INPUT MATERIAL -
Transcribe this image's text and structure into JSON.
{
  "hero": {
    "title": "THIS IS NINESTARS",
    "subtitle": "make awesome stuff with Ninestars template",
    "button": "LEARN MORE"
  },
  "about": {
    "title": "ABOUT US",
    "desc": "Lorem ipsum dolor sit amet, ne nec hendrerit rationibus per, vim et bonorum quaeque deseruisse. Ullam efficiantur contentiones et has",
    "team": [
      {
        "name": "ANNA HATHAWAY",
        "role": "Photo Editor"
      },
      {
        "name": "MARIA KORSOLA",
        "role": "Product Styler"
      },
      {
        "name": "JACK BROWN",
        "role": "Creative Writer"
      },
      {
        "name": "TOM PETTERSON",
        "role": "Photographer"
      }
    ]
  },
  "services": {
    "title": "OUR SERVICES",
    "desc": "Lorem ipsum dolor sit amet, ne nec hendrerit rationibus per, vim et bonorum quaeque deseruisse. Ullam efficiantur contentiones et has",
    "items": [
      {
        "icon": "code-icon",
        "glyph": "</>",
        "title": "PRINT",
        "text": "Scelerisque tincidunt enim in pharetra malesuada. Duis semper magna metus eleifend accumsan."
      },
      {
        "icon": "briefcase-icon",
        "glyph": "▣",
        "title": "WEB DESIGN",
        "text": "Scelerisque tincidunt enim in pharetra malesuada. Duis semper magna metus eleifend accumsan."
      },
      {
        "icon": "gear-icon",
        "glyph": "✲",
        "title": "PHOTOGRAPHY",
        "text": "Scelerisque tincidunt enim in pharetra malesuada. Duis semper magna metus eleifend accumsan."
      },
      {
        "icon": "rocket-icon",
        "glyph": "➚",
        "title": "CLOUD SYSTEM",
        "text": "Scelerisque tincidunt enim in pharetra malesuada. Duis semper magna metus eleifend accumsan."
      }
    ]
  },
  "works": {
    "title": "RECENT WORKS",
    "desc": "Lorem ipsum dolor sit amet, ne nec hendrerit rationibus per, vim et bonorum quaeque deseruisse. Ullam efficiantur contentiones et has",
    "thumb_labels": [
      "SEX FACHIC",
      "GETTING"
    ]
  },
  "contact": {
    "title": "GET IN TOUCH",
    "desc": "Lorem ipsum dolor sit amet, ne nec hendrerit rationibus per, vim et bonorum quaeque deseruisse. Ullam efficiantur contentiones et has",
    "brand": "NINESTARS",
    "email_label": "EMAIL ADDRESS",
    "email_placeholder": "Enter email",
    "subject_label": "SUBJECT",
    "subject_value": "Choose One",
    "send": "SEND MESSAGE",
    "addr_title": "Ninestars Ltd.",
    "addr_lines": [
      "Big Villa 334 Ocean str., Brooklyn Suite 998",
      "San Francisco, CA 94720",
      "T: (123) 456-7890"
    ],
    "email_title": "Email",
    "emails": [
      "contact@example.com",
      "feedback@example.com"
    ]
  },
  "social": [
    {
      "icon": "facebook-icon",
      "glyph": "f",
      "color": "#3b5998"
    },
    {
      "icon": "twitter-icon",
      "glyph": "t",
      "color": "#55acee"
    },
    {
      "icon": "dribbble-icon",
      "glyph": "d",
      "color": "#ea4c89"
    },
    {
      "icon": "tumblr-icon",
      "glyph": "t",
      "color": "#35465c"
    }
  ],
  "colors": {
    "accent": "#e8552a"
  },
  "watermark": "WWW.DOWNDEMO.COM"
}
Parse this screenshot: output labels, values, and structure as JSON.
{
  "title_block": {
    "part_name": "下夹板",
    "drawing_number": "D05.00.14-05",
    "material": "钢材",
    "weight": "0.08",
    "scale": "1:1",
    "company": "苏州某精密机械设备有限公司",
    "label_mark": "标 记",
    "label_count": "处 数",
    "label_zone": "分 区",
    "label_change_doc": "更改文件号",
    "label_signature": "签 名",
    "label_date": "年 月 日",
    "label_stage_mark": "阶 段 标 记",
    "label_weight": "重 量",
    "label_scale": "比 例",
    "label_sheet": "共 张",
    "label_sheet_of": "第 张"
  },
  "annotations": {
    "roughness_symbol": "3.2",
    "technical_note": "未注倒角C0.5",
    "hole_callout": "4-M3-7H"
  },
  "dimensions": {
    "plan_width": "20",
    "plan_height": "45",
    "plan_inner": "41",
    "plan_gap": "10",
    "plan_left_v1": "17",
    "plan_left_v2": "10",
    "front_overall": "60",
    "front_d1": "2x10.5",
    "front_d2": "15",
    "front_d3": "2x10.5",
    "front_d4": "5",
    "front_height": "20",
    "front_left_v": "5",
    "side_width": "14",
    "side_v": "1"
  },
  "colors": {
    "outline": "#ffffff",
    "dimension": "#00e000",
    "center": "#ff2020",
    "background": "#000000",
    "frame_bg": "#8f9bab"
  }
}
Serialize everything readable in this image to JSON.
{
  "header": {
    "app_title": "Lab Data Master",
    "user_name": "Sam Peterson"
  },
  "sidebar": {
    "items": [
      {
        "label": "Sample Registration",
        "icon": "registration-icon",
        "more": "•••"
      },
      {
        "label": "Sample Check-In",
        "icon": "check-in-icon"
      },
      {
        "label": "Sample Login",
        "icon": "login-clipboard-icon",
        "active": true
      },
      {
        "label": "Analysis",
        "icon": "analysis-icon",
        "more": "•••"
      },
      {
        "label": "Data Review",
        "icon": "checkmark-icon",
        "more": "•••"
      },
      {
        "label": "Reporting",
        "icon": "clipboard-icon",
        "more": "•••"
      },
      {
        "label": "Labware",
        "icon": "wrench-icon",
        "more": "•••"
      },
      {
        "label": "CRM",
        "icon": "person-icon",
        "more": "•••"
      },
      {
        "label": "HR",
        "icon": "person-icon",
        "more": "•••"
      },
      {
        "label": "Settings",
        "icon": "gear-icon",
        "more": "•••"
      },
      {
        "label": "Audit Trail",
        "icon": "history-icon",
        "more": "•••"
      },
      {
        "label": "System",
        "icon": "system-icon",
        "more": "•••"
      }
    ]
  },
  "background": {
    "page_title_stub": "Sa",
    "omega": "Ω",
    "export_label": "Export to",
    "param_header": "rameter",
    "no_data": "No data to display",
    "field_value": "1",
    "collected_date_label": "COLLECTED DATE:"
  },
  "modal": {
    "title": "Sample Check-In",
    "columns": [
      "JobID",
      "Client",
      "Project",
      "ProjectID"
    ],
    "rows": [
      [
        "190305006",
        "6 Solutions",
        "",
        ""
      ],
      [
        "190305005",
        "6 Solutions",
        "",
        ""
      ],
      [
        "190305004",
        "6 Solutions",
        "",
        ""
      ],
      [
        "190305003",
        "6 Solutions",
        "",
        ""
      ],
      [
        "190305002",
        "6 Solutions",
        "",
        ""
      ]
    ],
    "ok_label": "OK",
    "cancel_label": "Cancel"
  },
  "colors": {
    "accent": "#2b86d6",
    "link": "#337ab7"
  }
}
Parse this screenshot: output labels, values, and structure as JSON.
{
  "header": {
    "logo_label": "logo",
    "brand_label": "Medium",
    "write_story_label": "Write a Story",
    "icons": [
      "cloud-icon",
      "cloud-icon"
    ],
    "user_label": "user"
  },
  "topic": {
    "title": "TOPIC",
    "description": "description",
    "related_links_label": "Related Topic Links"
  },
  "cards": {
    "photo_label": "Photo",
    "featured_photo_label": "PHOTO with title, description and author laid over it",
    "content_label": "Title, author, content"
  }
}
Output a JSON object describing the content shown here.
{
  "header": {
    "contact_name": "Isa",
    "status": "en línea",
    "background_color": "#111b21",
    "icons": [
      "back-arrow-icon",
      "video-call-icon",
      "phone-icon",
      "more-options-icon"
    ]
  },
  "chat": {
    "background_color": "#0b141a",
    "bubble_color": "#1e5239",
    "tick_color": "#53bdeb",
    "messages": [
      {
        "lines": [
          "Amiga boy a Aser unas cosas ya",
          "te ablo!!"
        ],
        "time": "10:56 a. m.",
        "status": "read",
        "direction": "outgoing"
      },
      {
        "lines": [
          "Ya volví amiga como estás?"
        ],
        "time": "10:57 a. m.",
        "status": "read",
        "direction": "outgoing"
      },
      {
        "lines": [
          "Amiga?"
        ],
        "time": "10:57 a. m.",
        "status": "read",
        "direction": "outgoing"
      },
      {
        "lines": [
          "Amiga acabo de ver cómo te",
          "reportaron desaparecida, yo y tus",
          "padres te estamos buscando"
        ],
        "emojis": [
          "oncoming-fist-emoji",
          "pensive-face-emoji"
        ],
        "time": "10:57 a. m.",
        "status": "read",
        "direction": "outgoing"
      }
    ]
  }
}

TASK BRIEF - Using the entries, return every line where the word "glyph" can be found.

WRITTEN ANSWER -
        "glyph": "</>",
        "glyph": "▣",
        "glyph": "✲",
        "glyph": "➚",
      "glyph": "f",
      "glyph": "t",
      "glyph": "d",
      "glyph": "t",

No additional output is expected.